Opened at the tail end of 2008, the bus garage at West Ham claims to be the largest single bus depot in the UK – and as is increasingly common, one of the most environmentally friendly. The distinctive green roof and wind turbine offering visual hints as to why it claims that title.
As a modestly curious fan of green roofs, I took the opportunity for a closer inspection this weekend.
Situated next to the recently opened DLR extension, it also afforded the chance to use the new extension as an actual passenger instead of the fuss on the opening day.
The bus garage itself was built on the site of a former Parcelforce depot and replaced an older bus garage to the north of the Olympic site which was needed for, well, the Olympics – and later regeneration of the former industrial landscape in a distinctly non-industrial sphere.
Created out of four large metal arches, the new bus station is oddly reminiscent of the 60 year old station at Stockwell, but unlike subsequent buildings, has a lot more light allowed inside so it isn’t as gloomy.
A talk by one of the architects went into some detail about the heritage of the site (I photographed a few of the slides) and the design of the site. Although obvious in hindsight, I hadn’t really thought about bus garages as being noisy in themselves. However, their peak hours of operation are really from 7pm-11pm and 4am-8am, which is not ideal if you a based next to a future residential site.

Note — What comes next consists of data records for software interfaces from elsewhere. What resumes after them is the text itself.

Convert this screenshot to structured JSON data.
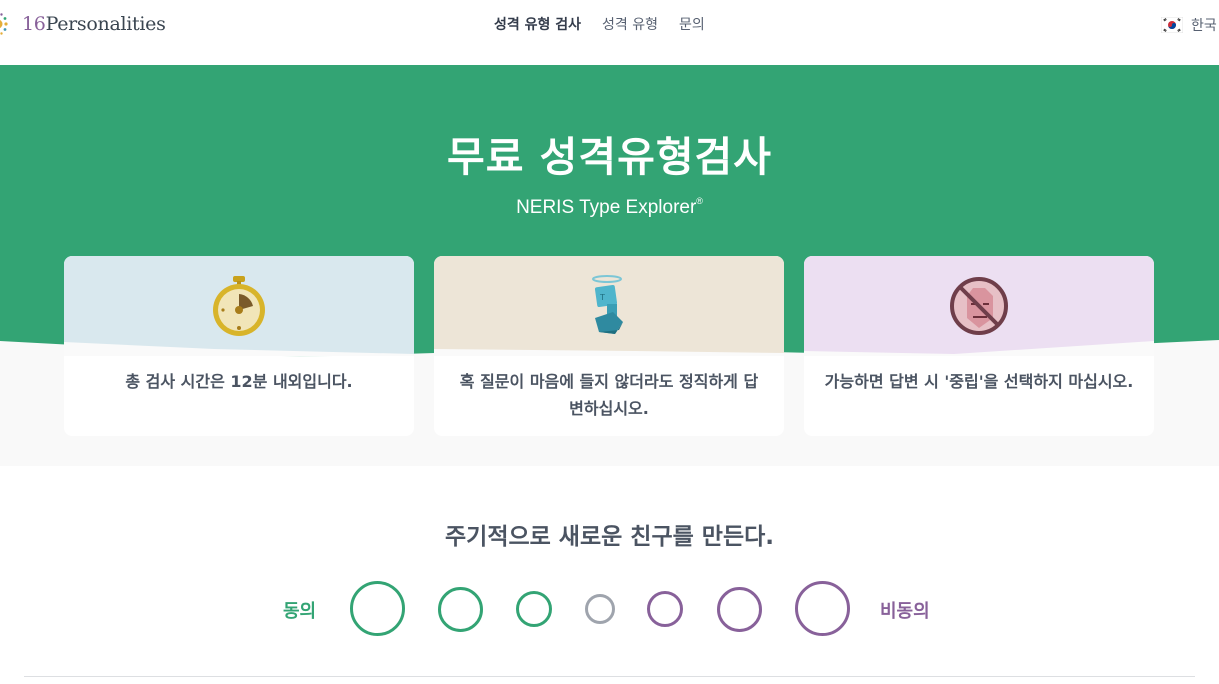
{
  "header": {
    "logo_number": "16",
    "logo_word": "Personalities",
    "nav": [
      "성격 유형 검사",
      "성격 유형",
      "문의"
    ],
    "language": "한국"
  },
  "hero": {
    "title": "무료 성격유형검사",
    "subtitle": "NERIS Type Explorer",
    "subtitle_mark": "®"
  },
  "cards": [
    {
      "icon": "stopwatch-icon",
      "text": "총 검사 시간은 12분 내외입니다."
    },
    {
      "icon": "halo-figure-icon",
      "text": "혹 질문이 마음에 들지 않더라도 정직하게 답변하십시오."
    },
    {
      "icon": "no-neutral-face-icon",
      "text": "가능하면 답변 시 '중립'을 선택하지 마십시오."
    }
  ],
  "question": {
    "text": "주기적으로 새로운 친구를 만든다.",
    "agree_label": "동의",
    "disagree_label": "비동의",
    "option_count": 7
  },
  "colors": {
    "green": "#33a474",
    "purple": "#88619a",
    "neutral": "#9fa4ad",
    "text": "#4b5462"
  }
}
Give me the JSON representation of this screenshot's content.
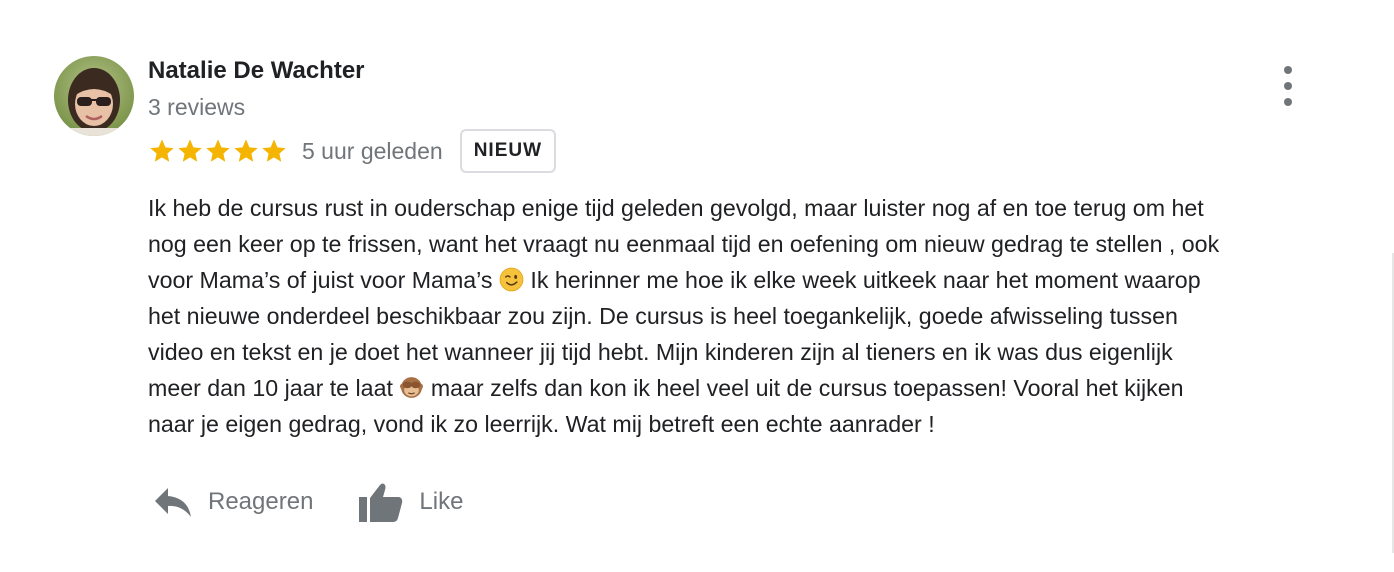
{
  "review": {
    "author": {
      "name": "Natalie De Wachter",
      "review_count": "3 reviews"
    },
    "rating": {
      "stars": 5,
      "max_stars": 5,
      "star_color": "#f4b400"
    },
    "time_ago": "5 uur geleden",
    "badge": "NIEUW",
    "text_lines": [
      "Ik heb de cursus rust in ouderschap enige tijd geleden gevolgd, maar luister nog af en toe terug om het",
      "nog een keer op te frissen, want het vraagt nu eenmaal tijd en oefening om nieuw gedrag te stellen , ook",
      "voor Mama’s of juist voor Mama’s",
      " Ik herinner me hoe ik elke week uitkeek naar het moment waarop",
      "het nieuwe onderdeel beschikbaar zou zijn. De cursus is heel toegankelijk, goede afwisseling tussen",
      "video en tekst en je doet het wanneer jij tijd hebt.  Mijn kinderen zijn al tieners en ik was dus eigenlijk",
      "meer dan 10 jaar te laat",
      " maar zelfs dan kon ik heel veel uit de cursus toepassen! Vooral het kijken",
      "naar je eigen gedrag, vond ik zo leerrijk. Wat mij betreft een echte aanrader !"
    ],
    "emojis": [
      "winking-face-emoji",
      "see-no-evil-monkey-emoji"
    ],
    "actions": {
      "reply_label": "Reageren",
      "like_label": "Like"
    }
  },
  "colors": {
    "text_primary": "#202124",
    "text_secondary": "#70757a",
    "badge_border": "#dadce0",
    "star": "#f4b400"
  }
}
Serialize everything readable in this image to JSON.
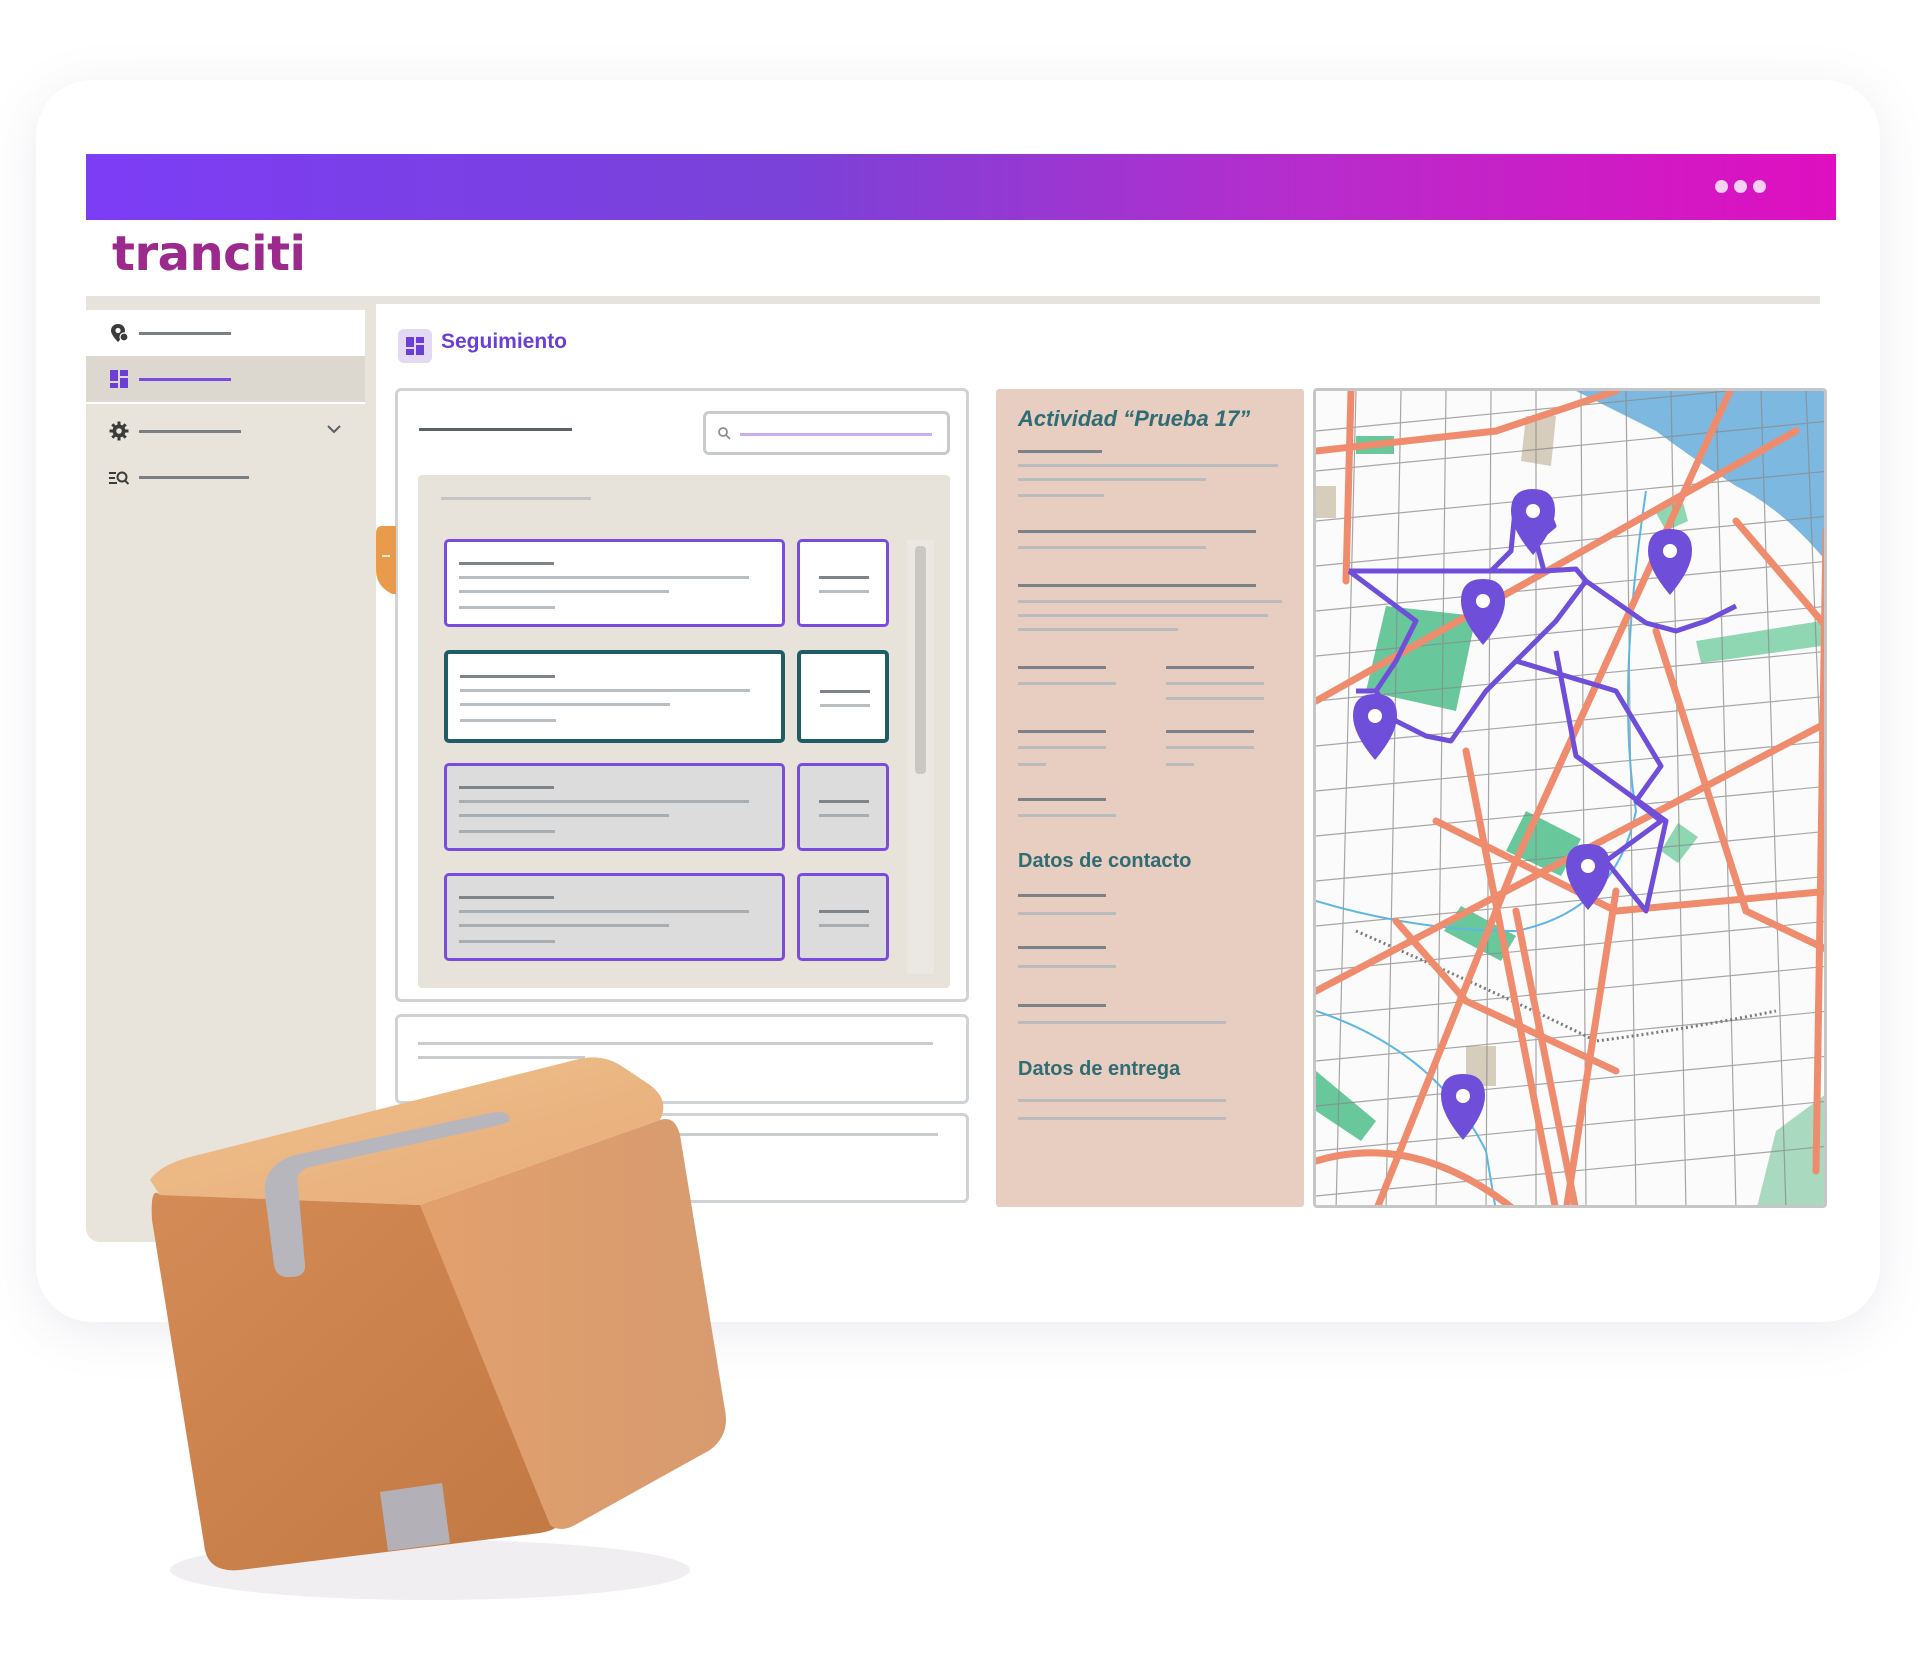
{
  "app": {
    "logo_text": "tranciti"
  },
  "sidebar": {
    "items": [
      {
        "icon": "location-gear-icon",
        "active": false
      },
      {
        "icon": "dashboard-icon",
        "active": true
      },
      {
        "icon": "gear-icon",
        "active": false,
        "expandable": true
      },
      {
        "icon": "search-list-icon",
        "active": false
      }
    ]
  },
  "main": {
    "title": "Seguimiento",
    "title_icon": "dashboard-icon"
  },
  "detail": {
    "title": "Actividad “Prueba 17”",
    "contact_label": "Datos de contacto",
    "delivery_label": "Datos de entrega"
  },
  "colors": {
    "header_gradient_start": "#7c3df5",
    "header_gradient_end": "#df0fc0",
    "accent_purple": "#7a4be0",
    "selected_teal": "#1e5c67",
    "detail_bg": "#e8cdc1",
    "sidebar_bg": "#e8e4dc"
  },
  "map": {
    "pin_count": 6
  }
}
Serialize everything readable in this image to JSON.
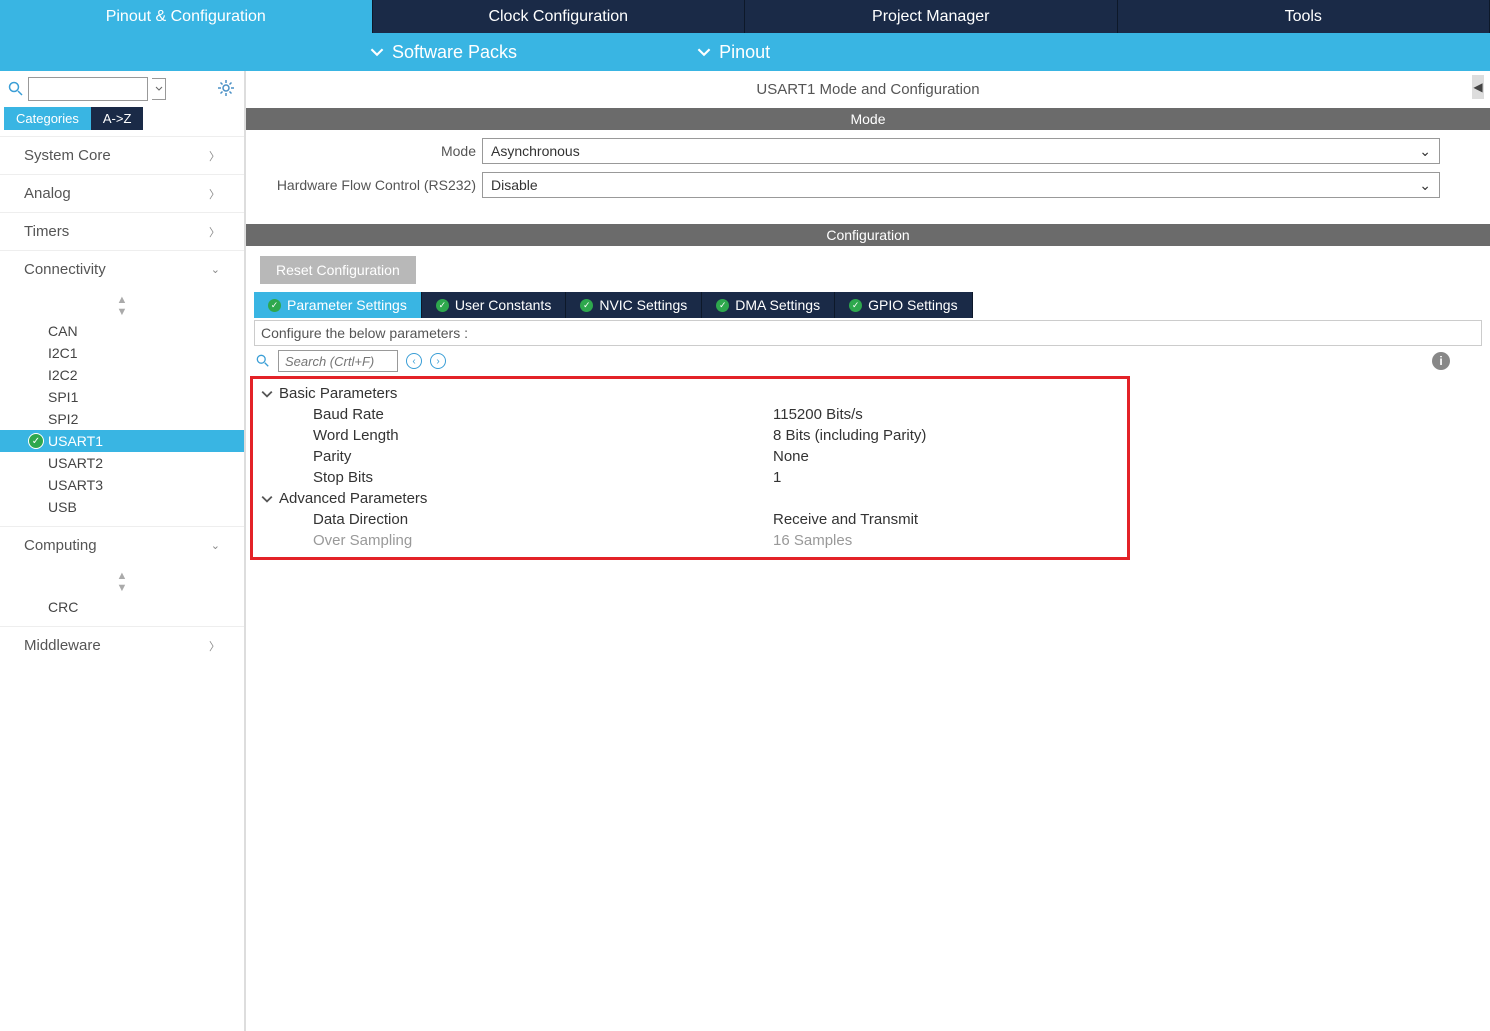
{
  "topTabs": [
    "Pinout & Configuration",
    "Clock Configuration",
    "Project Manager",
    "Tools"
  ],
  "subBar": {
    "softwarePacks": "Software Packs",
    "pinout": "Pinout"
  },
  "sidebar": {
    "tabs": {
      "categories": "Categories",
      "az": "A->Z"
    },
    "categories": [
      {
        "name": "System Core",
        "expanded": false
      },
      {
        "name": "Analog",
        "expanded": false
      },
      {
        "name": "Timers",
        "expanded": false
      },
      {
        "name": "Connectivity",
        "expanded": true,
        "items": [
          "CAN",
          "I2C1",
          "I2C2",
          "SPI1",
          "SPI2",
          "USART1",
          "USART2",
          "USART3",
          "USB"
        ],
        "selected": "USART1"
      },
      {
        "name": "Computing",
        "expanded": true,
        "items": [
          "CRC"
        ]
      },
      {
        "name": "Middleware",
        "expanded": false
      }
    ]
  },
  "panel": {
    "title": "USART1 Mode and Configuration",
    "modeBar": "Mode",
    "modeRows": [
      {
        "label": "Mode",
        "value": "Asynchronous"
      },
      {
        "label": "Hardware Flow Control (RS232)",
        "value": "Disable"
      }
    ],
    "configBar": "Configuration",
    "resetBtn": "Reset Configuration",
    "configTabs": [
      "Parameter Settings",
      "User Constants",
      "NVIC Settings",
      "DMA Settings",
      "GPIO Settings"
    ],
    "paramsHeader": "Configure the below parameters :",
    "searchPlaceholder": "Search (Crtl+F)",
    "groups": [
      {
        "name": "Basic Parameters",
        "params": [
          {
            "name": "Baud Rate",
            "value": "115200 Bits/s"
          },
          {
            "name": "Word Length",
            "value": "8 Bits (including Parity)"
          },
          {
            "name": "Parity",
            "value": "None"
          },
          {
            "name": "Stop Bits",
            "value": "1"
          }
        ]
      },
      {
        "name": "Advanced Parameters",
        "params": [
          {
            "name": "Data Direction",
            "value": "Receive and Transmit"
          },
          {
            "name": "Over Sampling",
            "value": "16 Samples",
            "disabled": true
          }
        ]
      }
    ]
  }
}
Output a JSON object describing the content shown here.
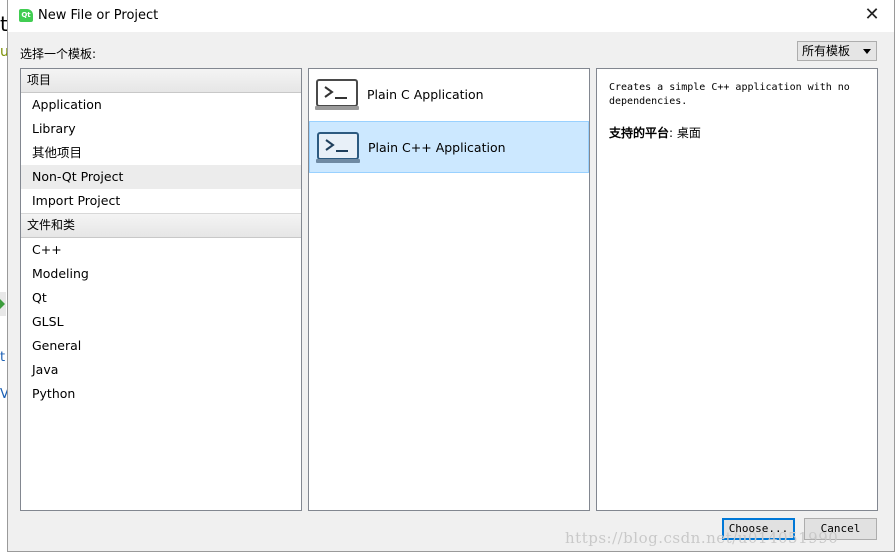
{
  "window": {
    "title": "New File or Project",
    "icon": "qt-logo-icon",
    "close_glyph": "✕"
  },
  "prompt": "选择一个模板:",
  "filter": {
    "selected": "所有模板"
  },
  "categories": [
    {
      "header": "项目",
      "items": [
        "Application",
        "Library",
        "其他项目",
        "Non-Qt Project",
        "Import Project"
      ],
      "selected_index": 3
    },
    {
      "header": "文件和类",
      "items": [
        "C++",
        "Modeling",
        "Qt",
        "GLSL",
        "General",
        "Java",
        "Python"
      ]
    }
  ],
  "templates": [
    {
      "label": "Plain C Application",
      "icon": "terminal-icon"
    },
    {
      "label": "Plain C++ Application",
      "icon": "terminal-icon",
      "selected": true
    }
  ],
  "description": {
    "text_line1": "Creates a simple C++ application with no",
    "text_line2": "dependencies.",
    "platform_label": "支持的平台",
    "platform_value": ": 桌面"
  },
  "buttons": {
    "choose": "Choose...",
    "cancel": "Cancel"
  },
  "colors": {
    "selection": "#cce8ff",
    "selection_border": "#99d1ff",
    "accent": "#0078d7"
  },
  "watermark": "https://blog.csdn.net/u014051990"
}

The future residential site to the north was supposed to be part of a much larger residential regeneration for the area, but then London won the Olympic bid and a new home had to be found for the bus garage. Apparently the council were quite annoyed.
For that reason, the open air bus park is to the south of the main garage away from the future housing, and the north side of the garage itself is filled in with offices, so their conventional 9-5 working hours wont disturb people.
Inside the offices, it is a very spartan design with exposed concrete everywhere. A deliberate design, as the concrete acts as a cooling agent by absorbing warmth during the day without the need for air conditioning. Sound baffles around the light fittings help absorb office noise that would otherwise bounce off the harsh wall surfaces.
The bus garage itself, although made up of four arches, is divided into two segments, the inner two being maintenance, and the outer two arches for vehicle movements. It is also only the outer two arches that have the distinctive moss covered roof.
The green roof is designed to absorb water, and slowly release it to the drains, which in turn use the water for flushing toilets. A concern about is viability meant they dropped plans to green the whole building, but the roof works quite well, and it is a bit late to cover the remaining two arches as well.
A recent wind turbine adds to the green credentials, and averages about 10% of the total electricity consumption, although it has spiked right up to supplying almost all their electricity needs at times. It was switched off when we visited due to a fault.
The garage is predicted to cut CO2 emissions by 27 percent compared to a building built with traditional materials. The slide in the earlier talk showing how many tons of CO2 were saved compared it to how many car journeys were saved – which seemed to be an odd analogy for a bus garage to use. I would have wondered how many “free” bus trips it generates.
Although the arches are evidently steel based, the wooden struts soften the effect a bit, as does the detailing at the bases of each arch. The gaps at the base of the outer arches might add to the light and ventilation, but they are cursed by the motorbike owners who have to park there when it is raining.
I was more interested in the architecture than the buses, and was pleased that the tour was resolutely building based.
A display of one of each of the buses used by the operator finished off the tour, and while I was waiting, a bus-geek came in to complain that one of the signs wasn’t quite correct.
More photos of the site over at the gallery.
The building is owned by Transport for London, leased to the bus company and cost £30 million to build.